CHINSKI: I agree with Richard. Obviously a lot of things are changing right now, and some of them make things a lot more difficult, but they also—and I don't mean to sound like a Pollyanna—offer some opportunities. I'm always really wary of the sky-is-falling thing, this idea that we're at the end right now.
GARGAGLIANO: We're just at a place where we have to reinvent ourselves, and we haven't figured out how to do that yet. People have started reading in this other way that I don't understand because I don't read that way. But it's our job to figure out how they're reading, and then to figure out how to deliver something they want to read.
CHINSKI: Are you reading on a Sony Reader?
GARGAGLIANO: Yes, and I love it. It's the best thing ever.
CHINSKI: I'm still adjusting to it. We just got them in the last few weeks. On one hand it's great. On the other hand, I still want to write in the margins and it's hard to go back and forth and figure out where you are in a manuscript. I actually physically find myself reaching to turn the page.
GARGAGLIANO: I do that all the time. It's really disturbing!
CHINSKI: Your brain gets tricked into thinking you're actually reading a page. But on the other hand, as I was saying, it's great, and we're seeing sales of books.... I mean, I saw something recently about the Kindle. People who have a Kindle are actually buying more books. So on one hand, it scares the shit out of me that people are reading on Kindles and Sony Readers. But on the other hand—
CHINSKI: For no reason other than that it's different.
GARGAGLIANO: I think it's so exciting.
CHINSKI: That's what I mean. It's also really exciting. It will bring a lot more people into reading. And this younger generation is so used to reading online that it doesn't really matter. It doesn't mean the death of literature.
BOUDREAUX: I was amazed at how quickly we all got used to the Sony Reader. It's still a little different from an actual book. But when I first got into publishing I remember reading a manuscript, instead of a finished book, and feeling like it seemed to lack a certain presentational authority. It took me a minute to take a manuscript seriously. It will be the same way with the Sony Reader. But, my God, we've all adapted in a period of months? Imagine the twenty-year-olds who are reading everything online all the time and switching back and forth among seven screens that are open all the time. The notion of not reading that way must seem odd to them.
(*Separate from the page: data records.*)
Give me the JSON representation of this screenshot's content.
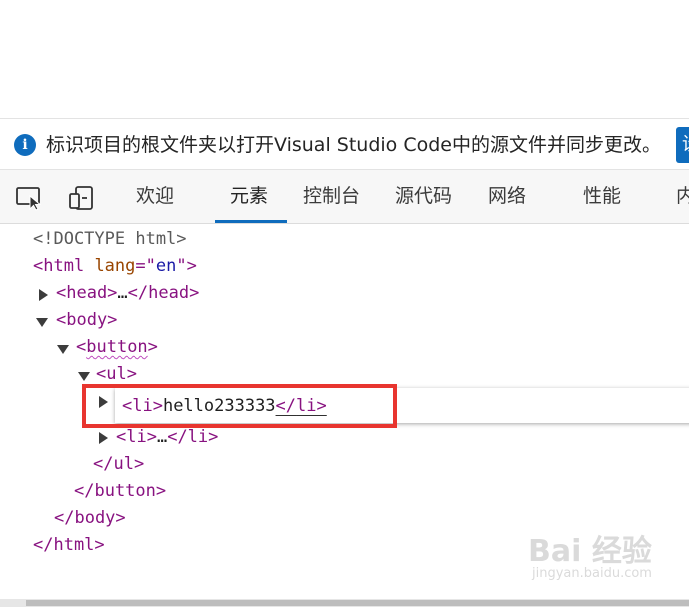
{
  "infobar": {
    "icon": "info-icon",
    "icon_glyph": "i",
    "message": "标识项目的根文件夹以打开Visual Studio Code中的源文件并同步更改。",
    "button_label": "设"
  },
  "toolbar": {
    "inspect_icon": "inspect-element-icon",
    "device_icon": "device-emulation-icon"
  },
  "tabs": [
    {
      "label": "欢迎",
      "active": false
    },
    {
      "label": "元素",
      "active": true
    },
    {
      "label": "控制台",
      "active": false
    },
    {
      "label": "源代码",
      "active": false
    },
    {
      "label": "网络",
      "active": false
    },
    {
      "label": "性能",
      "active": false
    },
    {
      "label": "内",
      "active": false
    }
  ],
  "dom": {
    "doctype": "<!DOCTYPE html>",
    "html_open_tag": "<html",
    "html_attr": "lang",
    "html_attr_eq": "=\"",
    "html_attr_val": "en",
    "html_attr_close": "\">",
    "head": "<head>",
    "ellipsis": "…",
    "head_close": "</head>",
    "body": "<body>",
    "button": "button",
    "lt": "<",
    "gt": ">",
    "ul": "<ul>",
    "li_open": "<li>",
    "li_text": "hello233333",
    "li_close_lt": "</",
    "li_close_name": "li",
    "li_close_gt": ">",
    "li2_open": "<li>",
    "li2_close": "</li>",
    "ul_close": "</ul>",
    "button_close": "</button>",
    "body_close": "</body>",
    "html_close": "</html>"
  },
  "watermark": {
    "main": "Bai 经验",
    "sub": "jingyan.baidu.com"
  }
}
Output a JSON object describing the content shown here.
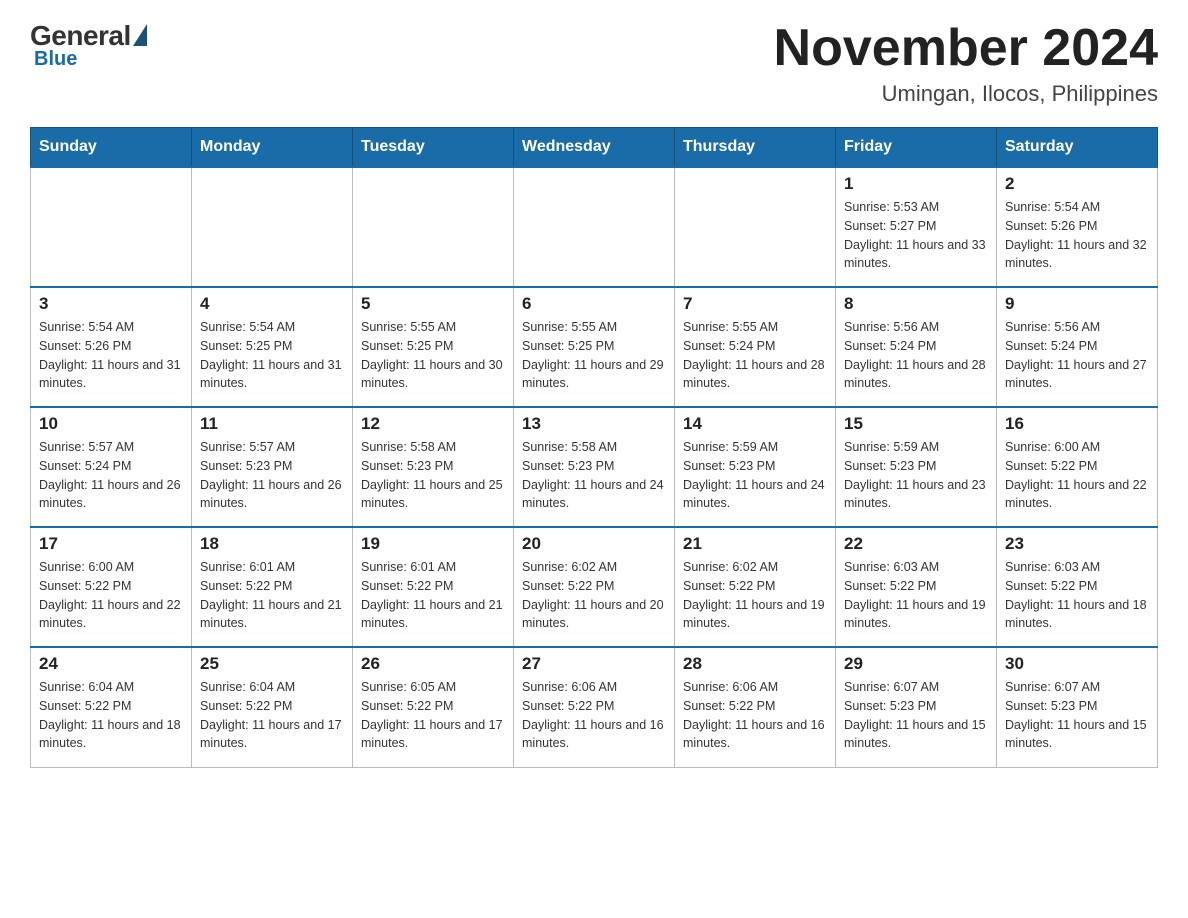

GARGAGLIANO: I think that in several years the book object is going to be more beautiful and more precious.
BOUDREAUX: It's going to be like vinyl records.